Buying a probate property

By Nic Sheldrake, Property Director, Hayes + Storr.

A probate property is a property that belongs to someone who has died. The property is vested in the estate of the deceased owner and is generally being sold to meet the terms of the late owner’s will.

It is important to make a will detailing what happens to your property and assets, as this makes dealing with those matters simpler, less stressful, and cheaper for those left behind to deal with.

Buying a probate property can be a good idea as they can represent a bargain. Executors and beneficiaries can be keen, for a number of reasons, to get the property sold. They are often willing to take a reduced offer on the basis that the transaction can be dealt with quickly and the estate finalised without delay. However, there is a downside from a conveyancing point of view.

When negotiating with the estate agent, be sure to ask whether the Grant of Probate has been received. The Grant of Probate gives the executors the power to complete a sale. The property can be marketed without the grant, but a sale cannot be completed. An application for a Grant of Probate can take months to receive, so be prepared for a long wait if the application has not yet been made.

In the normal course of events, a seller will provide information about the property by way of the Law Society’s protocol forms. These include a Sellers Property Information Form, which provides a great deal of information about, not only the property itself, but the owners experiences at the property. For example, work that may have been carried out, problems the owners have had with neighbours, whether the property has been flooded, whether there have ever been any insurance issues etc.

All these matters may affect a buyer’s decision to proceed and importantly, a lender’s willingness to lend. As the owner of a probate property is not in a position to complete the form or answer related questions, it will be for the executor of the estate to provide answers to the best of their knowledge and very often the answer is “not known”. We can overcome this but limiting the questions to those an executor should know – that will satisfy a lender’s requirements. As a buyer, you should put as many practical questions to the estate agents as you can.

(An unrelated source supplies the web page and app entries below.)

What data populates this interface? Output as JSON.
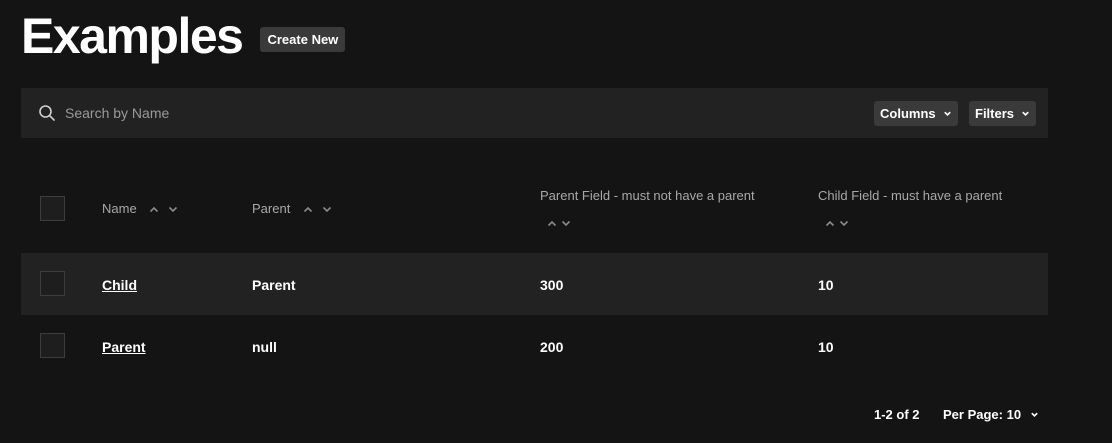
{
  "header": {
    "title": "Examples",
    "create_label": "Create New"
  },
  "toolbar": {
    "search_placeholder": "Search by Name",
    "columns_label": "Columns",
    "filters_label": "Filters"
  },
  "table": {
    "columns": [
      "Name",
      "Parent",
      "Parent Field - must not have a parent",
      "Child Field - must have a parent"
    ],
    "rows": [
      {
        "name": "Child",
        "parent": "Parent",
        "parent_field": "300",
        "child_field": "10"
      },
      {
        "name": "Parent",
        "parent": "null",
        "parent_field": "200",
        "child_field": "10"
      }
    ]
  },
  "footer": {
    "range": "1-2 of 2",
    "per_page": "Per Page: 10"
  },
  "colors": {
    "background": "#141414",
    "panel": "#222222",
    "button": "#3a3a3a",
    "muted_text": "#a8a8a8"
  }
}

So, is a probate property a good buy? It can be if you proceed with your eyes open. Questions to the estate agents, enquiries and proper searches via the solicitors and a survey will help to ensure that the property is the bargain you believe it to be.

How we can help

Our solicitors are experienced in probate property sales and purchases and we understand the necessary processes involved for a successful transaction.

For further information, please contact Nic Sheldrake in the residential property team on: 01328 863231 or email nic.sheldrake@hayes-storr.com.

This article is for general information only and does not constitute legal or professional advice. Please note that the law may have changed since this article was published.